"This is a difficult case, in part because the companies at issue here are incorporated—they're corporations—and there's no mention of religion in their articles of incorporation," says Barringer Gordon. "But Hobby Lobby is closed on Sundays, which indicates some desire to respect what they consider the Sabbath. So there are elements of religious behavior here, and also elements of just plain secular profit seeking."

Hobby Lobby claims that providing contraception is at odds with their religious values, so the company is evoking the Religious Freedom Restoration Act of 1993 instead of making a First Amendment religious freedom argument. The 1993 Act declared that the government may not "substantially burden a person's exercise of religion" unless it had a "compelling" reason to do so—which sets a high standard for the federal government in requiring a change in any sort of behavior.

Barringer Gordon says that the Act was passed in response to an opinion from the Supreme Court written by Justice Antonin Scalia. The opinion said that a neutral and generally applicable law can be applied against religious persons, unless there is hostility against a particular religion or group of actors. 

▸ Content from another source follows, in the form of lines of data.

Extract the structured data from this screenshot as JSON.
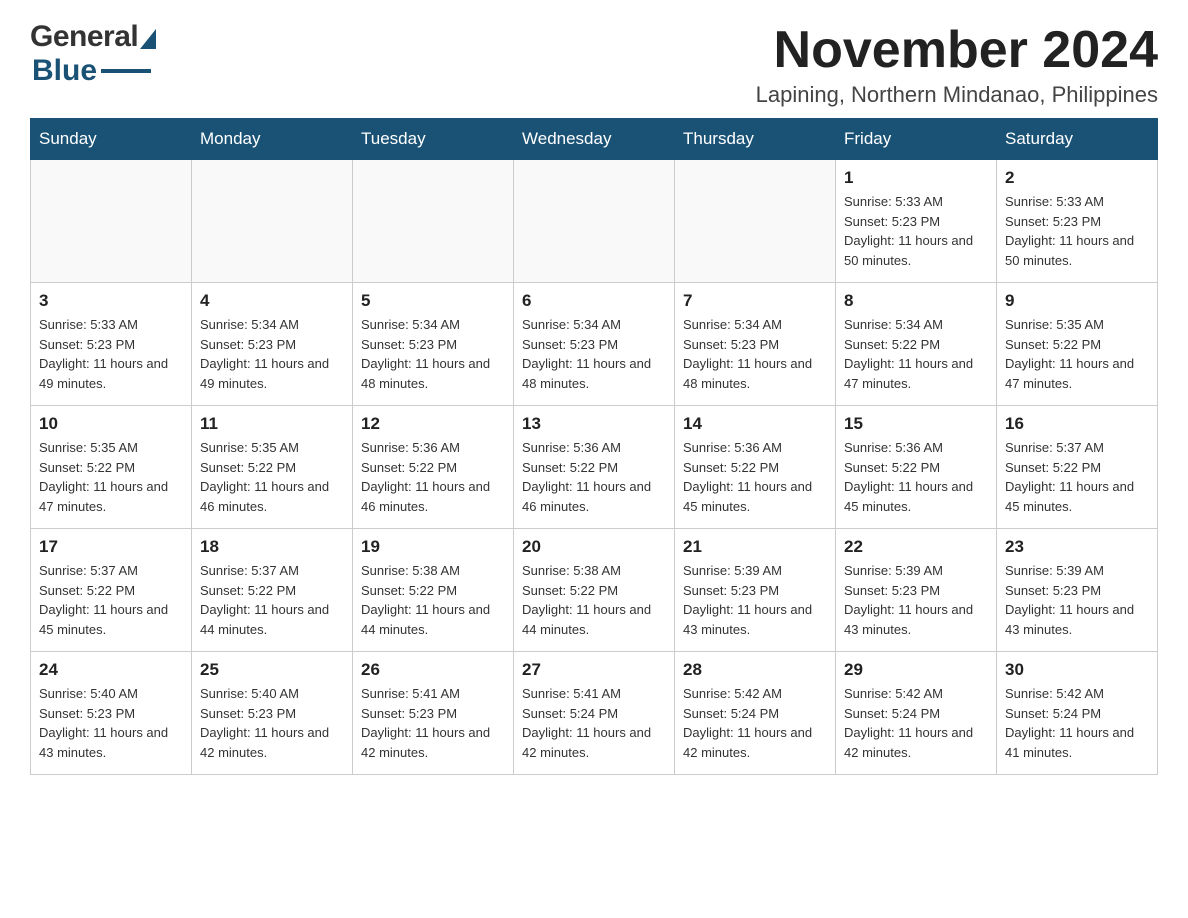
{
  "logo": {
    "general": "General",
    "blue": "Blue"
  },
  "title": {
    "month_year": "November 2024",
    "location": "Lapining, Northern Mindanao, Philippines"
  },
  "days_of_week": [
    "Sunday",
    "Monday",
    "Tuesday",
    "Wednesday",
    "Thursday",
    "Friday",
    "Saturday"
  ],
  "weeks": [
    {
      "days": [
        {
          "number": "",
          "info": ""
        },
        {
          "number": "",
          "info": ""
        },
        {
          "number": "",
          "info": ""
        },
        {
          "number": "",
          "info": ""
        },
        {
          "number": "",
          "info": ""
        },
        {
          "number": "1",
          "info": "Sunrise: 5:33 AM\nSunset: 5:23 PM\nDaylight: 11 hours and 50 minutes."
        },
        {
          "number": "2",
          "info": "Sunrise: 5:33 AM\nSunset: 5:23 PM\nDaylight: 11 hours and 50 minutes."
        }
      ]
    },
    {
      "days": [
        {
          "number": "3",
          "info": "Sunrise: 5:33 AM\nSunset: 5:23 PM\nDaylight: 11 hours and 49 minutes."
        },
        {
          "number": "4",
          "info": "Sunrise: 5:34 AM\nSunset: 5:23 PM\nDaylight: 11 hours and 49 minutes."
        },
        {
          "number": "5",
          "info": "Sunrise: 5:34 AM\nSunset: 5:23 PM\nDaylight: 11 hours and 48 minutes."
        },
        {
          "number": "6",
          "info": "Sunrise: 5:34 AM\nSunset: 5:23 PM\nDaylight: 11 hours and 48 minutes."
        },
        {
          "number": "7",
          "info": "Sunrise: 5:34 AM\nSunset: 5:23 PM\nDaylight: 11 hours and 48 minutes."
        },
        {
          "number": "8",
          "info": "Sunrise: 5:34 AM\nSunset: 5:22 PM\nDaylight: 11 hours and 47 minutes."
        },
        {
          "number": "9",
          "info": "Sunrise: 5:35 AM\nSunset: 5:22 PM\nDaylight: 11 hours and 47 minutes."
        }
      ]
    },
    {
      "days": [
        {
          "number": "10",
          "info": "Sunrise: 5:35 AM\nSunset: 5:22 PM\nDaylight: 11 hours and 47 minutes."
        },
        {
          "number": "11",
          "info": "Sunrise: 5:35 AM\nSunset: 5:22 PM\nDaylight: 11 hours and 46 minutes."
        },
        {
          "number": "12",
          "info": "Sunrise: 5:36 AM\nSunset: 5:22 PM\nDaylight: 11 hours and 46 minutes."
        },
        {
          "number": "13",
          "info": "Sunrise: 5:36 AM\nSunset: 5:22 PM\nDaylight: 11 hours and 46 minutes."
        },
        {
          "number": "14",
          "info": "Sunrise: 5:36 AM\nSunset: 5:22 PM\nDaylight: 11 hours and 45 minutes."
        },
        {
          "number": "15",
          "info": "Sunrise: 5:36 AM\nSunset: 5:22 PM\nDaylight: 11 hours and 45 minutes."
        },
        {
          "number": "16",
          "info": "Sunrise: 5:37 AM\nSunset: 5:22 PM\nDaylight: 11 hours and 45 minutes."
        }
      ]
    },
    {
      "days": [
        {
          "number": "17",
          "info": "Sunrise: 5:37 AM\nSunset: 5:22 PM\nDaylight: 11 hours and 45 minutes."
        },
        {
          "number": "18",
          "info": "Sunrise: 5:37 AM\nSunset: 5:22 PM\nDaylight: 11 hours and 44 minutes."
        },
        {
          "number": "19",
          "info": "Sunrise: 5:38 AM\nSunset: 5:22 PM\nDaylight: 11 hours and 44 minutes."
        },
        {
          "number": "20",
          "info": "Sunrise: 5:38 AM\nSunset: 5:22 PM\nDaylight: 11 hours and 44 minutes."
        },
        {
          "number": "21",
          "info": "Sunrise: 5:39 AM\nSunset: 5:23 PM\nDaylight: 11 hours and 43 minutes."
        },
        {
          "number": "22",
          "info": "Sunrise: 5:39 AM\nSunset: 5:23 PM\nDaylight: 11 hours and 43 minutes."
        },
        {
          "number": "23",
          "info": "Sunrise: 5:39 AM\nSunset: 5:23 PM\nDaylight: 11 hours and 43 minutes."
        }
      ]
    },
    {
      "days": [
        {
          "number": "24",
          "info": "Sunrise: 5:40 AM\nSunset: 5:23 PM\nDaylight: 11 hours and 43 minutes."
        },
        {
          "number": "25",
          "info": "Sunrise: 5:40 AM\nSunset: 5:23 PM\nDaylight: 11 hours and 42 minutes."
        },
        {
          "number": "26",
          "info": "Sunrise: 5:41 AM\nSunset: 5:23 PM\nDaylight: 11 hours and 42 minutes."
        },
        {
          "number": "27",
          "info": "Sunrise: 5:41 AM\nSunset: 5:24 PM\nDaylight: 11 hours and 42 minutes."
        },
        {
          "number": "28",
          "info": "Sunrise: 5:42 AM\nSunset: 5:24 PM\nDaylight: 11 hours and 42 minutes."
        },
        {
          "number": "29",
          "info": "Sunrise: 5:42 AM\nSunset: 5:24 PM\nDaylight: 11 hours and 42 minutes."
        },
        {
          "number": "30",
          "info": "Sunrise: 5:42 AM\nSunset: 5:24 PM\nDaylight: 11 hours and 41 minutes."
        }
      ]
    }
  ]
}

"Congress was upset by that and passed the Religious Freedom Restoration Act, which was found unconstitutional as applied by the states," says the professor. "If we were talking about New York state here, for example, the company would probably not have a case. On the other hand, it still applies against the federal government, which is of course the source of the Affordable Care Act."

In one sense, Barringer Gordon says that the Supreme Court is being asked to determine if corporations can have a religion. 

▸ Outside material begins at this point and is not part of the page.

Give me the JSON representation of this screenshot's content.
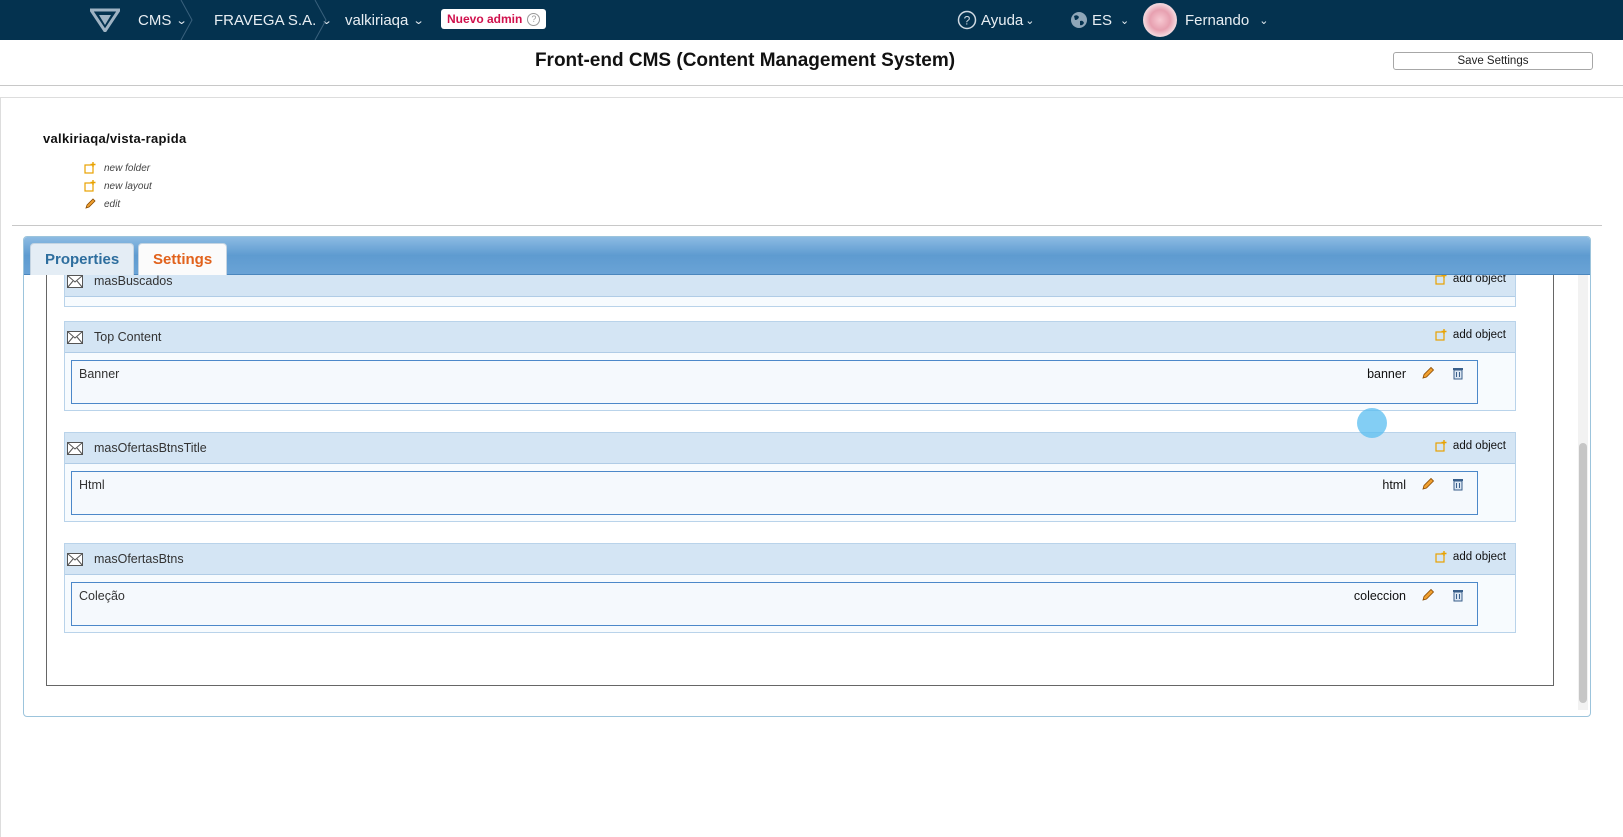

"If they want to reach that, I think they certainly could," she says. "There's nothing that has prepared us for this, honestly. There's no clear precedent, other than the fact that four years ago in the Citizens United Case the same Supreme Court found that individual corporations did have First Amendment speech rights. It's the same amendment, only this time the religion clauses."

Barringer Gordon says that Hobby Lobby has not yet made clear which birth control they object to, meaning that in some sense, this case is being presented to the Supreme Court before it has been fully developed. 

"This is not a new fight—the fight over women's reproduction is a very old fight in this country, and this is replaying it in yet one more venue," she adds.

Todd Zwillich is on the ground in front of the Supreme Court. Listen to the full interview to hear how demonstrators are responding.